While the coronavirus pandemic has already led to a significant amount of business and employment litigation, privacy concerns associated with doing everything online and/or remotely, such as learning, shopping, working, etc. will inevitably give rise to a significant amount of business/internet litigation, as well. A number of new user agreements have been quickly drafted and released to consumers, and at some point, there will be claims that there has been a breach, that security was compromised, and that consumers’ rights were violated, among others.
In addition, tracking and surveillance is currently being done in some parts of the world in order to strike a balance between getting the economy running again and preventing millions from dying from the virus.
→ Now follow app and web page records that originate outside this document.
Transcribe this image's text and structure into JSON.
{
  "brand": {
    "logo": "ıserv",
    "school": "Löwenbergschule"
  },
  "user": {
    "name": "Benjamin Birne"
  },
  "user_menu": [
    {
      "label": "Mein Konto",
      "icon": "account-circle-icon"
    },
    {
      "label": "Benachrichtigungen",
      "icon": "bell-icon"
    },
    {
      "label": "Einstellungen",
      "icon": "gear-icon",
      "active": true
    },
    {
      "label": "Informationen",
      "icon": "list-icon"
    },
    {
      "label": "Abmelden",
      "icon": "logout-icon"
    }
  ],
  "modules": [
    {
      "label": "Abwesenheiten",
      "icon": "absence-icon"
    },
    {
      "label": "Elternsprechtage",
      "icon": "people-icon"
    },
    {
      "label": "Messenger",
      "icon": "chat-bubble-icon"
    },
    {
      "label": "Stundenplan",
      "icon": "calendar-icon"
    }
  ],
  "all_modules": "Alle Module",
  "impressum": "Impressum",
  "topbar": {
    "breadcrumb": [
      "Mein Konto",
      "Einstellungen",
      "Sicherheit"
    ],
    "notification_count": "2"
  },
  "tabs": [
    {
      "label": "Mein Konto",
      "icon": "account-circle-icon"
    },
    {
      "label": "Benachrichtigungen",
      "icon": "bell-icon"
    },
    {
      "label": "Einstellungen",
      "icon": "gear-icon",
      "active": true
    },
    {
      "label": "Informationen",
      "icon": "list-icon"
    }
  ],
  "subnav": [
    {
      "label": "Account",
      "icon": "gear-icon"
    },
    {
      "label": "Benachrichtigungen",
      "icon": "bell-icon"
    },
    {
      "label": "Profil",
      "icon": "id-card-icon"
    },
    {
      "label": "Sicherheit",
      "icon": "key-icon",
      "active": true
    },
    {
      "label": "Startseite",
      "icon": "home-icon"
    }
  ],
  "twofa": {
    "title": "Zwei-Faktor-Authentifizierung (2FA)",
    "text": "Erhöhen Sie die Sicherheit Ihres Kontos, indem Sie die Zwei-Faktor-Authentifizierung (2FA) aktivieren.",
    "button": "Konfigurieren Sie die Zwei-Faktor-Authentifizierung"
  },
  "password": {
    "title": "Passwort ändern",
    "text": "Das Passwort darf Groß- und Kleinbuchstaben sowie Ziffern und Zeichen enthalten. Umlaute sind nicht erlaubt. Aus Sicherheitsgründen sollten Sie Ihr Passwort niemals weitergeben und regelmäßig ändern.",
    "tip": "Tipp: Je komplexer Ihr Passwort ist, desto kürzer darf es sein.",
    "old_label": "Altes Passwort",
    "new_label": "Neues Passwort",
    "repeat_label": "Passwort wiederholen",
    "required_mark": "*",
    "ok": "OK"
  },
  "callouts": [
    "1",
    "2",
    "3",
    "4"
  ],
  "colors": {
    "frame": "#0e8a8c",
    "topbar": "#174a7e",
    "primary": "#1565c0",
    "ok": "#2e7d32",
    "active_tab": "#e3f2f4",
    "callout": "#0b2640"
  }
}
However, it is crucial that any COVID-19-based surveillance technology development underway in the US by companies such as Apple and Google is in compliance with US privacy laws.
Prior Tracking a Surveillance Litigation
Even prior to COVID-19, a number of companies were sued over tracking and surveillance technology. For example:
- Google was sued in connection with allegations of improperly using cookies in connection with its internet tools; even when users adjusted their privacy settings to prevent data tracking
- A number of social media companies were sued over using interactive buttons on their websites to share information
- There was a $4 million settlement with a mobile advertising company in connection with impermissibly tracking consumers as part of geolocation technology
Plaintiffs Sue Often and Early
The risk of litigation over tracking technologies is high, and in addition, class action lawsuits over privacy violations concerning these technologies do not have to wait for the actual inappropriate or illegal use of the technology to harm consumers. Instead, they are often brought just based on what the technology could be used to do; in other words, based on the argument that the courts should simply bar a particular type of technology and find liability just based on its potential. While it is difficult to collect damages in court without having actual proof of harm, at the same time, creative theories of alleged harm and compensation due to potential misappropriation of data have also been put forth and, at times, successful.
What Companies Involved in Data Tracking Should be Aware of
Because there is an overall lack of established law in this area, it is one that is ripe for litigation as increased tracking and surveillance technology is developed for COVID-19. Of course, any new technology would also need to comply with existing and new state privacy laws, such as the California Consumer Privacy Act. Some of these laws provide citizens with additional privacy rights and, in doing so, assign additional potential liability to online companies, especially those that are sitting on a significant amount of data and may not have secure systems in place to completely protect it. The best way these companies can protect themselves is by providing as much notice as possible as to what data they are collecting and how it will be used, as well as requiring informed consent.
Contact Our California and New York Business and Internet Litigation Attorneys
Heerde Blum LLP represents businesses and individuals in a number of industries, including internet industries, in both defending and prosecuting complex business litigation claims, including breach of contract and unauthorized use of confidential information and trade secrets. Contact our attorneys today to find out more.